Review: ‘Plastic Man the Complete Collection’
There are many reasons why Plastic Man has endured as a comic character starting with the imaginativeness of Jack Cole’s stories. He was the first elastic hero. The first hero who started life as a criminal only to reform when he inherited his powers. He was also one of the few truly amusing animated series from the 1970s.
[[[The Plastic Man Comedy/Adventure Show ]]]snuck in at the end of the decade, lasting two seasons from 1979-1981, and was a fun offering from Ruby-Spears. The 35 solo Plastic Man adventures have been collected by Warner Home Video in a four disc set, now available.
While Plastic Man: The Complete Collection
is the title, it’s not entirely accurate since the Comedy/Adventure Show featured segments dedicated to Baby Plas, Plastic Family, Might Many & Yukk, Fangface and Fangpuss, and Rickety Rocket and none are collected here.
The series, which benefitted from the writing talents of comics veterans Mark Evanier, Steve Gerber, Roy Thomas, and Norman Maurer among others, was playful in a way most other Saturday morning fare was not. The show arrived at a time when networks were overly concerned with cartoon violence and how viewers may try and imitate the antics seen on screen. As a result, their other recent offerings of Saturday morning cartoons from the 1960s and 1970s contained a ridiculous warning that they were not suitable for children. Tellingly, this collection does not include that warning.
While the animation team wanted to emulate Cole’s manic style, ABC insisted on a fresh approach which unfortunately left Plas saddled with the fawning girlfriend Penny (who subsequently married him and mothered Baby Plas) and Hula-Hula, the comedic sidekick in the Woozy Winks role. The rotund Hawaiian was given Lou Costello’s character and vocal characteristics which softened his buffoonery. They globe-trotted from case to case aboard their jet, directed by their Chief, an attractive older woman who barely tolerated her ductile detective.

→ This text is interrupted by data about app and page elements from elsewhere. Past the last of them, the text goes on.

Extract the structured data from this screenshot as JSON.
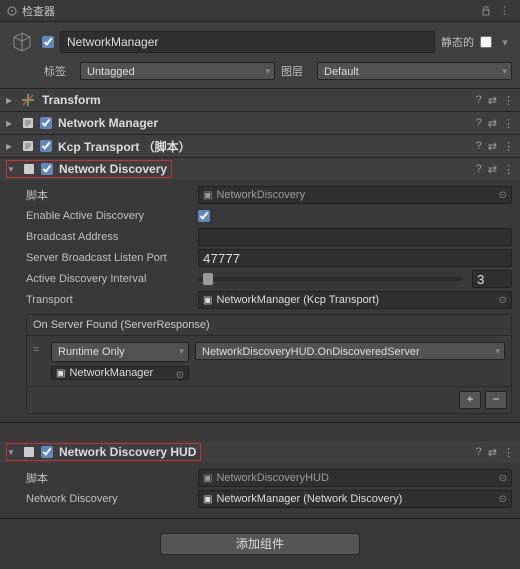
{
  "titlebar": {
    "title": "检查器"
  },
  "header": {
    "name": "NetworkManager",
    "static_label": "静态的",
    "tag_label": "标签",
    "tag_value": "Untagged",
    "layer_label": "图层",
    "layer_value": "Default"
  },
  "components": [
    {
      "title": "Transform",
      "collapsed": true,
      "checkbox": false,
      "icon": "transform"
    },
    {
      "title": "Network Manager",
      "collapsed": true,
      "checkbox": true,
      "icon": "script"
    },
    {
      "title": "Kcp Transport  （脚本）",
      "collapsed": true,
      "checkbox": true,
      "icon": "script"
    }
  ],
  "nd": {
    "title": "Network Discovery",
    "script_label": "脚本",
    "script_value": "NetworkDiscovery",
    "enable_label": "Enable Active Discovery",
    "enable_value": true,
    "addr_label": "Broadcast Address",
    "addr_value": "",
    "port_label": "Server Broadcast Listen Port",
    "port_value": "47777",
    "interval_label": "Active Discovery Interval",
    "interval_value": "3",
    "transport_label": "Transport",
    "transport_value": "NetworkManager (Kcp Transport)",
    "event_title": "On Server Found (ServerResponse)",
    "runtime_label": "Runtime Only",
    "callback_value": "NetworkDiscoveryHUD.OnDiscoveredServer",
    "target_value": "NetworkManager"
  },
  "ndhud": {
    "title": "Network Discovery HUD",
    "script_label": "脚本",
    "script_value": "NetworkDiscoveryHUD",
    "nd_label": "Network Discovery",
    "nd_value": "NetworkManager (Network Discovery)"
  },
  "add_component": "添加组件"
}
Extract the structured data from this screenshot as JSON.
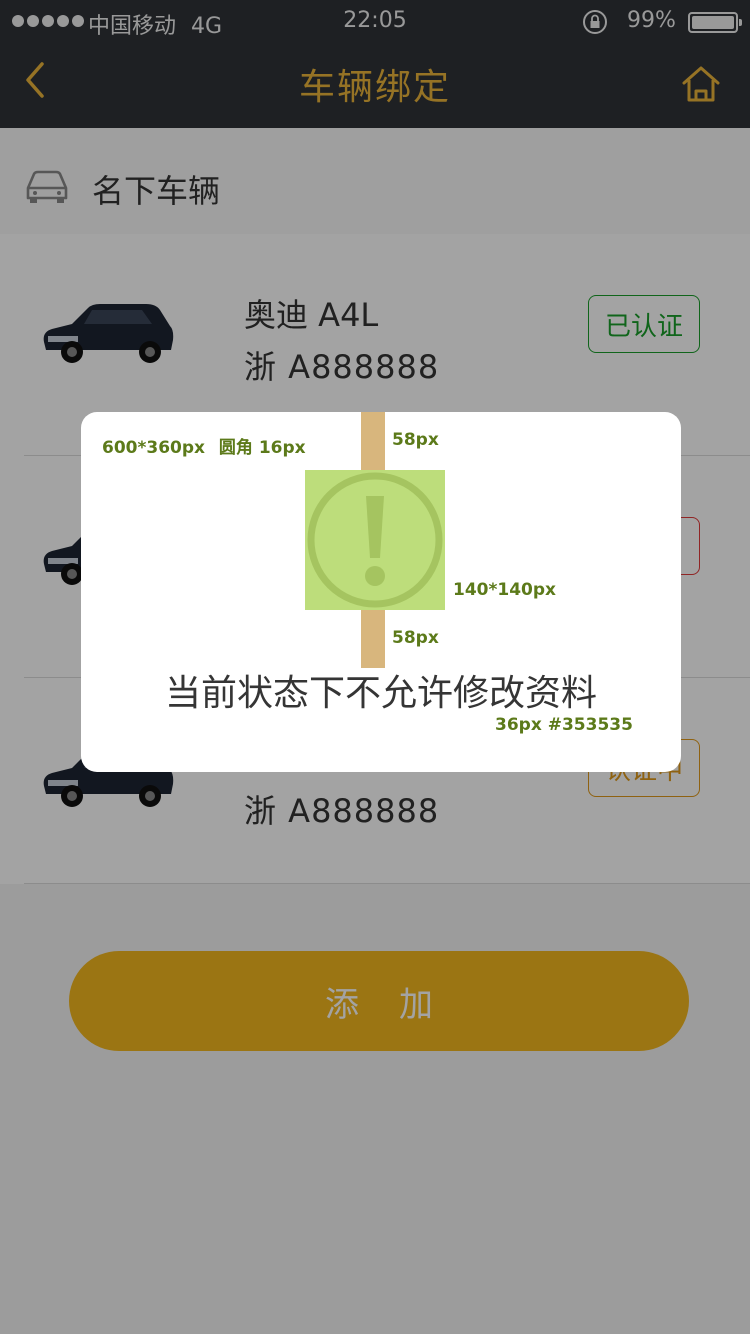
{
  "status_bar": {
    "carrier": "中国移动",
    "network": "4G",
    "time": "22:05",
    "battery_percent": "99%",
    "battery_level": 0.99
  },
  "nav": {
    "title": "车辆绑定",
    "back_icon": "chevron-left-icon",
    "home_icon": "home-icon"
  },
  "section": {
    "title": "名下车辆",
    "icon": "car-outline-icon"
  },
  "vehicles": [
    {
      "model": "奥迪 A4L",
      "plate": "浙 A888888",
      "status": "已认证",
      "status_color": "#1a9e2b"
    },
    {
      "model": "",
      "plate": "",
      "status": "",
      "status_color": "#e23a3a"
    },
    {
      "model": "",
      "plate": "浙 A888888",
      "status": "认证中",
      "status_color": "#e09a1c"
    }
  ],
  "add_button": {
    "label": "添加"
  },
  "modal": {
    "message": "当前状态下不允许修改资料",
    "icon": "warning-icon",
    "annotations": {
      "size": "600*360px",
      "radius": "圆角 16px",
      "top_gap": "58px",
      "icon_size": "140*140px",
      "bottom_gap": "58px",
      "font_spec": "36px #353535"
    }
  },
  "colors": {
    "nav_bg": "#2f3338",
    "accent": "#ebb53b",
    "button": "#f2b71f",
    "text": "#353535",
    "icon_box": "#bddd7b",
    "spacer": "#d8b67d"
  }
}
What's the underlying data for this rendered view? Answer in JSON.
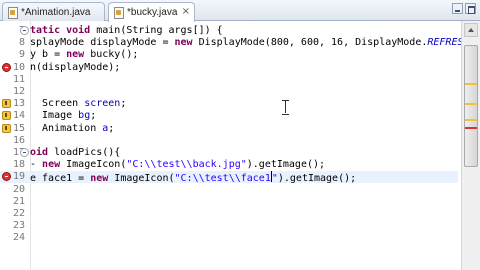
{
  "tabs": [
    {
      "label": "*Animation.java",
      "close": "×"
    },
    {
      "label": "*bucky.java",
      "close": "×"
    }
  ],
  "lines": [
    {
      "no": "7",
      "segments": [
        {
          "t": "tatic ",
          "c": "kw"
        },
        {
          "t": "void",
          "c": "kw"
        },
        {
          "t": " main(String args[]) {",
          "c": ""
        }
      ]
    },
    {
      "no": "8",
      "segments": [
        {
          "t": "splayMode displayMode = ",
          "c": ""
        },
        {
          "t": "new",
          "c": "kw"
        },
        {
          "t": " DisplayMode(800, 600, 16, DisplayMode.",
          "c": ""
        },
        {
          "t": "REFRESH",
          "c": "itf"
        }
      ]
    },
    {
      "no": "9",
      "segments": [
        {
          "t": "y b = ",
          "c": ""
        },
        {
          "t": "new",
          "c": "kw"
        },
        {
          "t": " bucky();",
          "c": ""
        }
      ]
    },
    {
      "no": "10",
      "segments": [
        {
          "t": "n(displayMode);",
          "c": ""
        }
      ]
    },
    {
      "no": "11",
      "segments": [
        {
          "t": "",
          "c": ""
        }
      ]
    },
    {
      "no": "12",
      "segments": [
        {
          "t": "",
          "c": ""
        }
      ]
    },
    {
      "no": "13",
      "segments": [
        {
          "t": "  Screen ",
          "c": ""
        },
        {
          "t": "screen",
          "c": "fld"
        },
        {
          "t": ";",
          "c": ""
        }
      ]
    },
    {
      "no": "14",
      "segments": [
        {
          "t": "  Image ",
          "c": ""
        },
        {
          "t": "bg",
          "c": "fld"
        },
        {
          "t": ";",
          "c": ""
        }
      ]
    },
    {
      "no": "15",
      "segments": [
        {
          "t": "  Animation ",
          "c": ""
        },
        {
          "t": "a",
          "c": "fld"
        },
        {
          "t": ";",
          "c": ""
        }
      ]
    },
    {
      "no": "16",
      "segments": [
        {
          "t": "",
          "c": ""
        }
      ]
    },
    {
      "no": "17",
      "segments": [
        {
          "t": "oid",
          "c": "kw"
        },
        {
          "t": " loadPics(){",
          "c": ""
        }
      ]
    },
    {
      "no": "18",
      "segments": [
        {
          "t": "- ",
          "c": ""
        },
        {
          "t": "new",
          "c": "kw"
        },
        {
          "t": " ImageIcon(",
          "c": ""
        },
        {
          "t": "\"C:\\\\test\\\\back.jpg\"",
          "c": "str"
        },
        {
          "t": ").getImage();",
          "c": ""
        }
      ]
    },
    {
      "no": "19",
      "segments": [
        {
          "t": "e face1 = ",
          "c": ""
        },
        {
          "t": "new",
          "c": "kw"
        },
        {
          "t": " ImageIcon(",
          "c": ""
        },
        {
          "t": "\"C:\\\\test\\\\face1",
          "c": "str"
        },
        {
          "t": "\"",
          "c": "str"
        },
        {
          "t": ").getImage();",
          "c": ""
        }
      ]
    },
    {
      "no": "20",
      "segments": [
        {
          "t": "",
          "c": ""
        }
      ]
    },
    {
      "no": "21",
      "segments": [
        {
          "t": "",
          "c": ""
        }
      ]
    },
    {
      "no": "22",
      "segments": [
        {
          "t": "",
          "c": ""
        }
      ]
    },
    {
      "no": "23",
      "segments": [
        {
          "t": "",
          "c": ""
        }
      ]
    },
    {
      "no": "24",
      "segments": [
        {
          "t": "",
          "c": ""
        }
      ]
    }
  ],
  "current_line": "19",
  "colors": {
    "keyword": "#7f0055",
    "string": "#2a00ff",
    "field": "#0000c0",
    "current_line": "#e8f2fe"
  }
}
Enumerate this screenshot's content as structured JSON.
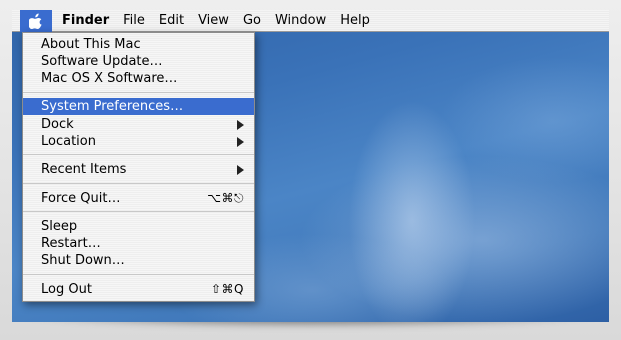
{
  "menubar": {
    "items": [
      "Finder",
      "File",
      "Edit",
      "View",
      "Go",
      "Window",
      "Help"
    ]
  },
  "apple_menu": {
    "items": [
      {
        "label": "About This Mac"
      },
      {
        "label": "Software Update…"
      },
      {
        "label": "Mac OS X Software…"
      },
      {
        "label": "System Preferences…",
        "selected": true
      },
      {
        "label": "Dock",
        "submenu": true
      },
      {
        "label": "Location",
        "submenu": true
      },
      {
        "label": "Recent Items",
        "submenu": true
      },
      {
        "label": "Force Quit…",
        "shortcut": "⌥⌘⎋"
      },
      {
        "label": "Sleep"
      },
      {
        "label": "Restart…"
      },
      {
        "label": "Shut Down…"
      },
      {
        "label": "Log Out",
        "shortcut": "⇧⌘Q"
      }
    ]
  },
  "colors": {
    "highlight": "#3a6ccf",
    "menu_bg": "#f4f4f4",
    "desktop": "#3a72b8"
  }
}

Each exploit pitted the trio against dastardly villains, most of whom desired wealth and power although a few had motivations that smacked of social relevance such as the Weed in the very first episode. The foes are nicely varied and interestingly, Toyman arrives for repeat appearances which is odd considering they never fought in the comics. In fact, only two foes from Plas’ comic books are used: Dr. Dome, introduced in the short-lived 1960s series, and Carrot Man, who debuted during his more creatively satisfying series from the mid-1970s.
Like Cole’s original stories, Plas reshapes himself into a variety of objects to go undercover and viewers see him since he retains his red and yellow costumed appearance. He never takes things too seriously and has some good quips to keep things light.
The episodes are supplemented with two special features. The first is a 14 minute mini-documentary on the character’s history and appeal. In addition to the usual talking heads of Jerry Beck and Mark Evanier, ComicMix’s own Alan Kistler contributes many cogent thoughts. The other extra is the unaired 10 minute pilot produced for the Cartoon Network in 1996 by a new generation of animators, including DC veteran Stephen DeStefano. It’s a very different look but equally amusing tale and one wonders why it was not picked up.
If this is the Plastic Man you grew up watching, then this is the DVD set you’ve been waiting for. If you’re unfamiliar with the character, I strongly recommend the DC Archives volumes reprinting the Cole stories which remain inventive and fun.